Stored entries
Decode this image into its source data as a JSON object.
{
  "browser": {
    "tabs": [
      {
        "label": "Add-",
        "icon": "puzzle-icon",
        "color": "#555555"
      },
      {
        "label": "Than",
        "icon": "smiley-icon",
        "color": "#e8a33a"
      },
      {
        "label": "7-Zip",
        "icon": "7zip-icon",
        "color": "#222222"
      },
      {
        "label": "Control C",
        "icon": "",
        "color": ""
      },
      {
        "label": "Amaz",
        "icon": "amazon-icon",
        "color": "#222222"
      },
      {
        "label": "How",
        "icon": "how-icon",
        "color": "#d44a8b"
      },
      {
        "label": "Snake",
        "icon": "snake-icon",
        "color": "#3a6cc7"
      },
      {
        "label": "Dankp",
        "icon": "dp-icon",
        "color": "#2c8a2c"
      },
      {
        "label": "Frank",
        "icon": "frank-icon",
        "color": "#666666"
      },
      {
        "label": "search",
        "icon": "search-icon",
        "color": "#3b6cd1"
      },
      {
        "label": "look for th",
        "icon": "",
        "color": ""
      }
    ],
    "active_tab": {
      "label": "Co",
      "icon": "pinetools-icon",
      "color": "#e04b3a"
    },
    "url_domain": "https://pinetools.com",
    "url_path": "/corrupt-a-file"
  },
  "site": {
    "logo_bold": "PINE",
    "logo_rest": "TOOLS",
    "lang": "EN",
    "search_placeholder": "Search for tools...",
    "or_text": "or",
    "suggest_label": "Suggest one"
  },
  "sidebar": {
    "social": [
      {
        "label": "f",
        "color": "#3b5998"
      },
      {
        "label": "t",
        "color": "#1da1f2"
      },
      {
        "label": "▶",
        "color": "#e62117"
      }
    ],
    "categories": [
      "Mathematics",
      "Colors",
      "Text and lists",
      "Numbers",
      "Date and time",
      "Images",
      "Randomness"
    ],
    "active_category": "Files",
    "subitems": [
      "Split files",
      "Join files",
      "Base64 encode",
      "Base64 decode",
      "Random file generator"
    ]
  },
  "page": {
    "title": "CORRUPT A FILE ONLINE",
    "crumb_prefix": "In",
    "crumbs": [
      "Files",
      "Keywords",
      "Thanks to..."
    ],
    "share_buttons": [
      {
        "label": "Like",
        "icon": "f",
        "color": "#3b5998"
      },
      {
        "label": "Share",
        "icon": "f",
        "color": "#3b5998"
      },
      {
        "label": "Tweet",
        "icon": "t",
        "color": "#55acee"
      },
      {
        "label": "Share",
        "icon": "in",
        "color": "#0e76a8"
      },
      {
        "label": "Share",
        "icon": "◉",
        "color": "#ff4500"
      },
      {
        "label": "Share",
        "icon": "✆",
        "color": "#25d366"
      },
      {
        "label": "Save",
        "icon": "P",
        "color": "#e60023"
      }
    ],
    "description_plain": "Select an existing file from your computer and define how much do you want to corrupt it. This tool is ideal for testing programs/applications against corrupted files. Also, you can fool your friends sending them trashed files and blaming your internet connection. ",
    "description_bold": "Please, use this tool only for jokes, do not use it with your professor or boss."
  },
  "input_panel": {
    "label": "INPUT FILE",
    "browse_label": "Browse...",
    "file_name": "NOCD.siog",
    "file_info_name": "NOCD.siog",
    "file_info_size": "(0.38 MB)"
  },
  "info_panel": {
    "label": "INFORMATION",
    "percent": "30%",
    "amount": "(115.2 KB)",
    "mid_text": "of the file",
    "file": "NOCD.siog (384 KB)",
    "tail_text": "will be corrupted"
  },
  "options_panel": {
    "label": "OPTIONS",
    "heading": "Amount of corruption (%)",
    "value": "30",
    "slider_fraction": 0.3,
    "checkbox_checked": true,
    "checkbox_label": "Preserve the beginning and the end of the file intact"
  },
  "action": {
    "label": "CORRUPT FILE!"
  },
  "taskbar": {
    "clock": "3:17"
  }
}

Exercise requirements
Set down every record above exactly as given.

Problem solution
Decode this image into its source data as a JSON object.
{
  "browser": {
    "tabs": [
      {
        "label": "Add-",
        "icon": "puzzle-icon",
        "color": "#555555"
      },
      {
        "label": "Than",
        "icon": "smiley-icon",
        "color": "#e8a33a"
      },
      {
        "label": "7-Zip",
        "icon": "7zip-icon",
        "color": "#222222"
      },
      {
        "label": "Control C",
        "icon": "",
        "color": ""
      },
      {
        "label": "Amaz",
        "icon": "amazon-icon",
        "color": "#222222"
      },
      {
        "label": "How",
        "icon": "how-icon",
        "color": "#d44a8b"
      },
      {
        "label": "Snake",
        "icon": "snake-icon",
        "color": "#3a6cc7"
      },
      {
        "label": "Dankp",
        "icon": "dp-icon",
        "color": "#2c8a2c"
      },
      {
        "label": "Frank",
        "icon": "frank-icon",
        "color": "#666666"
      },
      {
        "label": "search",
        "icon": "search-icon",
        "color": "#3b6cd1"
      },
      {
        "label": "look for th",
        "icon": "",
        "color": ""
      }
    ],
    "active_tab": {
      "label": "Co",
      "icon": "pinetools-icon",
      "color": "#e04b3a"
    },
    "url_domain": "https://pinetools.com",
    "url_path": "/corrupt-a-file"
  },
  "site": {
    "logo_bold": "PINE",
    "logo_rest": "TOOLS",
    "lang": "EN",
    "search_placeholder": "Search for tools...",
    "or_text": "or",
    "suggest_label": "Suggest one"
  },
  "sidebar": {
    "social": [
      {
        "label": "f",
        "color": "#3b5998"
      },
      {
        "label": "t",
        "color": "#1da1f2"
      },
      {
        "label": "▶",
        "color": "#e62117"
      }
    ],
    "categories": [
      "Mathematics",
      "Colors",
      "Text and lists",
      "Numbers",
      "Date and time",
      "Images",
      "Randomness"
    ],
    "active_category": "Files",
    "subitems": [
      "Split files",
      "Join files",
      "Base64 encode",
      "Base64 decode",
      "Random file generator"
    ]
  },
  "page": {
    "title": "CORRUPT A FILE ONLINE",
    "crumb_prefix": "In",
    "crumbs": [
      "Files",
      "Keywords",
      "Thanks to..."
    ],
    "share_buttons": [
      {
        "label": "Like",
        "icon": "f",
        "color": "#3b5998"
      },
      {
        "label": "Share",
        "icon": "f",
        "color": "#3b5998"
      },
      {
        "label": "Tweet",
        "icon": "t",
        "color": "#55acee"
      },
      {
        "label": "Share",
        "icon": "in",
        "color": "#0e76a8"
      },
      {
        "label": "Share",
        "icon": "◉",
        "color": "#ff4500"
      },
      {
        "label": "Share",
        "icon": "✆",
        "color": "#25d366"
      },
      {
        "label": "Save",
        "icon": "P",
        "color": "#e60023"
      }
    ],
    "description_plain": "Select an existing file from your computer and define how much do you want to corrupt it. This tool is ideal for testing programs/applications against corrupted files. Also, you can fool your friends sending them trashed files and blaming your internet connection. ",
    "description_bold": "Please, use this tool only for jokes, do not use it with your professor or boss."
  },
  "input_panel": {
    "label": "INPUT FILE",
    "browse_label": "Browse...",
    "file_name": "NOCD.siog",
    "file_info_name": "NOCD.siog",
    "file_info_size": "(0.38 MB)"
  },
  "info_panel": {
    "label": "INFORMATION",
    "percent": "30%",
    "amount": "(115.2 KB)",
    "mid_text": "of the file",
    "file": "NOCD.siog (384 KB)",
    "tail_text": "will be corrupted"
  },
  "options_panel": {
    "label": "OPTIONS",
    "heading": "Amount of corruption (%)",
    "value": "30",
    "slider_fraction": 0.3,
    "checkbox_checked": true,
    "checkbox_label": "Preserve the beginning and the end of the file intact"
  },
  "action": {
    "label": "CORRUPT FILE!"
  },
  "taskbar": {
    "clock": "3:17"
  }
}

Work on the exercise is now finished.